In practice, this means defining conditions in such a way that one device sounding an alert automatically triggers messages and behavior elsewhere.

In the case of a refrigerated truck barreling down the road, a failing refrigeration unit might cause the temperature to start rising, triggering an onboard sensor to send an alert to the dispatch system, which in turn notifies the nearest maintenance facility and the driver, directing her there. This is just an example; the point is that ThingWorx offers a platform for flexibly connecting devices in almost any scenario you can define.

5. Preventable. Building off the prior point, most business processes are scheduled. Time passes and sooner or later, a previously defined decision occurs. One example is preventative maintenance—upon reaching a certain number of hours, a piece of equipment is taken offline. Do it too soon and you’re incurring unnecessary downtime; do it too late and you risk catastrophic failure. But ThingWorx is event-driven, which means you could monitor the equipment’s condition (as defined by fluid levels, pressure, etc.) in real-time, and define that decision based on performance. So when the pressure begins to fall ever so slightly, that’s when you take it offline. The difference between time-driven and event-driven scheduling (in maintenance or anything else) is the difference between inefficiency and optimization.

6. Fallible. ThingWorx empowers you to fail. What do I mean by that? In IT, the potential benefits of installing new software or undertaking integration are weighed against the costs of failure. And because it’s traditionally been so difficult to create or alter packaged applications, the cost of failure was too high. ThingWorx changes the economics of IT. Because it’s so easy for users to compose and mash up applications, development is spread much wider, which means the cost of failure falls, and which in turn means the cost to innovate is lower as well, making it easier to experiment. It’s a virtuous circle.

7. Replaceable. To succeed in the Internet of Things, you’ve got to include legacy support. The revolution will not be ripped-and-replaced; the smarter everything promised by the likes of IBM and other companies will appear slowly in the market if ever. RFID failed because it assumed tags would grow cheaper, readers would grow smaller and more accurate, and everyone would install new systems all at once. It never happened. Success depends on integrating everything— plant-floor equipment, systems, meters—and innovating on top of the equipment you have. It’s about mixing-and-matching rather than ripping-and-replacing, and ThingWorx is designed from the ground up to do just that.

8. Reusable. If there’s one thing to be learned from the runway success of Apple’s iPhone and iPad, it’s that apps—simple applications boasting discrete features—beat bloated software and cluttered dashboards any day. Apple subsequently triumphed by broadening the development of apps beyond its own engineers through the creation of its App Store, which allows anyone to create and submit an app for use. ThingWorx can do something similar for you, creating an app store of sorts where employees and partners and can copy, improve, and swap their own mashups, thus bringing still more eyeballs to bear on the development process, and saving time and resources by reusing the most useful applications.
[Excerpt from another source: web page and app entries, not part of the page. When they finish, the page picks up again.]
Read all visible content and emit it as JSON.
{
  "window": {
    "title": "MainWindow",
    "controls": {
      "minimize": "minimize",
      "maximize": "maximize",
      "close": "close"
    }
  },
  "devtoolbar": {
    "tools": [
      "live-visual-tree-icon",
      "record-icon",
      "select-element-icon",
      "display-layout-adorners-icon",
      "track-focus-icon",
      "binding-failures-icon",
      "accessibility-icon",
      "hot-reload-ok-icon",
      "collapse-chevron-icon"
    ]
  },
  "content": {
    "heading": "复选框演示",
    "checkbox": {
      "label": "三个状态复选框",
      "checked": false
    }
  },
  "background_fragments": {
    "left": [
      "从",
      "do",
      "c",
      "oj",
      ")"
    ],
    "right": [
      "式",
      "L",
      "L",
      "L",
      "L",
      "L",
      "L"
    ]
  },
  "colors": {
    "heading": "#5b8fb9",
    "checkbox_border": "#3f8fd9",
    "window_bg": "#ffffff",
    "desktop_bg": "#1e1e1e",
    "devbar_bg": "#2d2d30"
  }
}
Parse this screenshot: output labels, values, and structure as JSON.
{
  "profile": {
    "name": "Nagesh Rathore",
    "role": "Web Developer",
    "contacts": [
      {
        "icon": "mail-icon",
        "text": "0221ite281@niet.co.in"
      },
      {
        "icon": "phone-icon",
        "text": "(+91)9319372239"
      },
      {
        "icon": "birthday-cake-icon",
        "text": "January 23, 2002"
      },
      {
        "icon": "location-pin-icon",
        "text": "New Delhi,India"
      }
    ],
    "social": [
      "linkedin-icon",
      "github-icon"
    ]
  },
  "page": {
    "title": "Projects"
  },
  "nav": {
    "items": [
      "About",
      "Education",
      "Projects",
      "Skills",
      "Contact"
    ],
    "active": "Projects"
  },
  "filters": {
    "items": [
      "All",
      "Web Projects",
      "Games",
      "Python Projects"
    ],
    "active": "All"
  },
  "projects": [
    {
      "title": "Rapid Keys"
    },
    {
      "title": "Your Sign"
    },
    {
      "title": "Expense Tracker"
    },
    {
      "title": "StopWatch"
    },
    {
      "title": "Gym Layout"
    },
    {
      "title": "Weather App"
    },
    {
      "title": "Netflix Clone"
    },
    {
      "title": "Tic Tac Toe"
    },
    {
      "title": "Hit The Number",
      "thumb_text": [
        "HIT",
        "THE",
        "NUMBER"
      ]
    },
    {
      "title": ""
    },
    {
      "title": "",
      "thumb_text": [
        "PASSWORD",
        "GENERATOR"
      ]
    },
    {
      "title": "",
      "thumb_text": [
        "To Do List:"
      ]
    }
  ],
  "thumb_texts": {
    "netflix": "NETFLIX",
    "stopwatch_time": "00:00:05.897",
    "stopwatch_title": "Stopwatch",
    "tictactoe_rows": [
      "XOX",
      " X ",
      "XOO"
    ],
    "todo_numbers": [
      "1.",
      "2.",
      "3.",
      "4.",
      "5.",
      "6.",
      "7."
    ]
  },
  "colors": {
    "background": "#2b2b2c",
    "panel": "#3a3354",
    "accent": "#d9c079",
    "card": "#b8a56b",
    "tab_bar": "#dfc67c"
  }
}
9. Connectable. Social networking is one thing, but creating networks of not only person-to-person but thing-to-person and thing-to-thing. We call these industrial social networks, a network of people and the stuff that makes businesses work. Imagine if all the operators of certain types of equipment start sharing information via social networking that incorporates the maintenance needs of their “things.” Information sharing becomes as easy at work as it is at home.

10. Equitable. In the past, there was the data center, the control room, the hierarchy, the top-down approach. The ThingWorx platform creates an ecosystem where each Thing and person can become the center or play a supporting role as needed. This reflects how businesses really work. They are highly distributed with many components and business units. Thingworx allows this complexity to be managed and makes new management paradigms and new business processes possible, with very low risk.